Well, it finally happened. That beautiful little boy or girl of yours grew up and went off to college. Worse yet, at least from your viewpoint, (s)he got the opportunity to study in Mexico and jumped at it. Now (s)he’s thousands of miles away from home and on his or her own for the first time.
What’s a mother to do? First off, don’t panic. You raised your child well and taught him or her all (s)he needed to know about personal safety, financial responsibility, respect for others, and all the other things necessary to successfully live in today’s modern world.
That doesn’t mean, however, that you’re not still a large part of your child’s life. (S)he may be technically an adult, but (s)he still needs your guidance, not to mention your enthusiastic interest in what (s)he does and how (s)he does it. All you need to keep in mind is the definite difference between being a parental friend and a helicopter parent, especially now that (s)he’s living in Mexico.
Hopefully you and your child had plenty of time to prepare for his or her Mexican study adventure, including things like the following:
- Researching Mexican culture
- Researching the local laws in the city where she now lives
- Researching the local health and safety conditions
- Knowing where to find the nearest U.S. embassy or consulate
- Budgeting for the length of time (s)he’ll be there
- Learning as much Spanish as possible
It goes without saying that your child should have the ability to contact you any time (s)he needs or wants to while living in Mexico, and you should have the ability to likewise contact him or her.

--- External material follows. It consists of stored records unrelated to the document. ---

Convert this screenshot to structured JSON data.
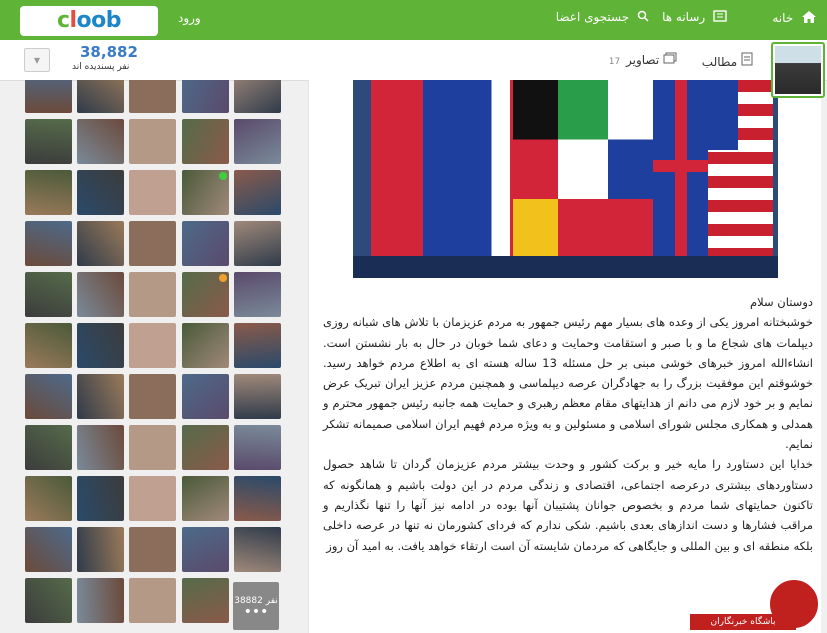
{
  "header": {
    "logo": "cloob",
    "login": "ورود",
    "nav": {
      "home": "خانه",
      "media": "رسانه ها",
      "search": "جستجوی اعضا"
    }
  },
  "subbar": {
    "likes_count": "38,882",
    "likes_label": "نفر پسندیده اند",
    "tabs": {
      "posts": "مطالب",
      "photos": "تصاویر",
      "photos_count": "17"
    }
  },
  "sidebar": {
    "more_count": "38882 نفر",
    "more_dots": "•••"
  },
  "post": {
    "paragraphs": [
      "دوستان سلام",
      "خوشبختانه امروز یکی از وعده های بسیار مهم رئیس جمهور به مردم عزیزمان با تلاش های شبانه روزی دیپلمات های شجاع ما و با صبر و استقامت وحمایت و دعای شما خوبان در حال به بار نشستن است. انشاءالله امروز خبرهای خوشی مبنی بر حل مسئله 13 ساله هسته ای به اطلاع مردم خواهد رسید. خوشوقتم این موفقیت بزرگ را به جهادگران عرصه دیپلماسی و همچنین مردم عزیز ایران تبریک عرض نمایم و بر خود لازم می دانم از هدایتهای مقام معظم رهبری و حمایت همه جانبه رئیس جمهور محترم و همدلی و همکاری مجلس شورای اسلامی و مسئولین و به ویژه مردم فهیم ایران اسلامی صمیمانه تشکر نمایم.",
      "خدایا این دستاورد را مایه خیر و برکت کشور و وحدت بیشتر مردم عزیزمان گردان تا شاهد حصول دستاوردهای بیشتری درعرصه اجتماعی، اقتصادی و زندگی مردم در این دولت باشیم و همانگونه که تاکنون حمایتهای شما مردم و بخصوص جوانان پشتیبان آنها بوده در ادامه نیز آنها را تنها نگذاریم و مراقب فشارها و دست اندازهای بعدی باشیم. شکی ندارم که فردای کشورمان نه تنها در عرصه داخلی بلکه منطقه ای و بین المللی و جایگاهی که مردمان شایسته آن است ارتقاء خواهد یافت. به امید آن روز"
    ]
  },
  "watermark": {
    "label": "باشگاه خبرنگاران"
  },
  "colors": {
    "brand_green": "#5fb437",
    "link_blue": "#3a7bc8",
    "watermark_red": "#c0201e"
  }
}
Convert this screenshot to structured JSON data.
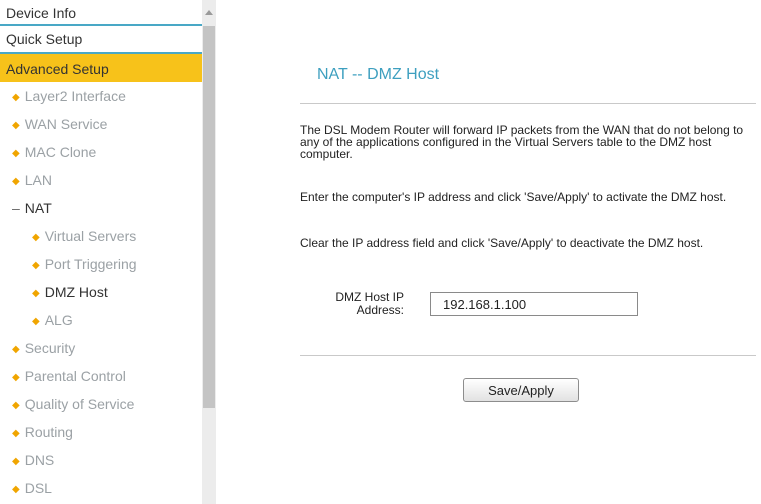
{
  "sidebar": {
    "top_items": [
      "Device Info",
      "Quick Setup",
      "Advanced Setup"
    ],
    "sub_items": [
      "Layer2 Interface",
      "WAN Service",
      "MAC Clone",
      "LAN",
      "NAT",
      "Virtual Servers",
      "Port Triggering",
      "DMZ Host",
      "ALG",
      "Security",
      "Parental Control",
      "Quality of Service",
      "Routing",
      "DNS",
      "DSL"
    ]
  },
  "main": {
    "title": "NAT -- DMZ Host",
    "paragraph1": "The DSL Modem Router will forward IP packets from the WAN that do not belong to any of the applications configured in the Virtual Servers table to the DMZ host computer.",
    "paragraph2": "Enter the computer's IP address and click 'Save/Apply' to activate the DMZ host.",
    "paragraph3": "Clear the IP address field and click 'Save/Apply' to deactivate the DMZ host.",
    "field_label": "DMZ Host IP Address:",
    "ip_value": "192.168.1.100",
    "save_button": "Save/Apply"
  },
  "colors": {
    "accent_blue": "#3d9fbf",
    "active_menu": "#f7c21a",
    "bullet": "#f0a500"
  }
}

Naturally, you both need to have each other’s cellphone number and email account.
If (s)he living with a host family, you also need to know their name, address, phone number, and email account and they need to know yours. The better you can get to know the host family, the more comfortable you will be with your child living there.
Hopefully, your son or daughter took along his or her own credit or debit card, and it’s one that contains a chip. In addition, hopefully, it’s one backed by a bank with branches in Mexico. This way, (s)he’ll be able to forego exchange fees when (s)he needs additional pesos, the national currency of Mexico.
While it might seem obvious, your son or daughter needs to make sure (s)he keeps both his or her wallet and cellphone in a safe and secure place at all times. Remind him or her occasionally not to keep them casually tucked in a pocket where a pickpocket could easily get them. Even though you’ll likely get the “Oh, Mom” response to such reminders, better to be safe than sorry.
Even with a credit or debit card, your son or daughter should establish a local bank account, even if (s)he’ll be living in Mexico for only a few months. And (s)he needs to tell you the name of the bank and the account number. This is one of the tools you’ll need if and when you transfer money to Mexico on his or her behalf. Whether it’s a regular supplemental deposit or an emergency one, sharemoney.com lets you make it with ease, right from your home or wherever else you might be.
All you need is internet access. You accomplish the whole transfer electronically and in a matter of minutes in a safe, secure, trackable manner. Suremoney even gives you a 100% money-back guarantee should the transfer somehow fail to make it into your child’s bank account. So relax, Mom. Your foreign exchange student never needs to fear running out of the cash (s)he needs while studying in Mexico.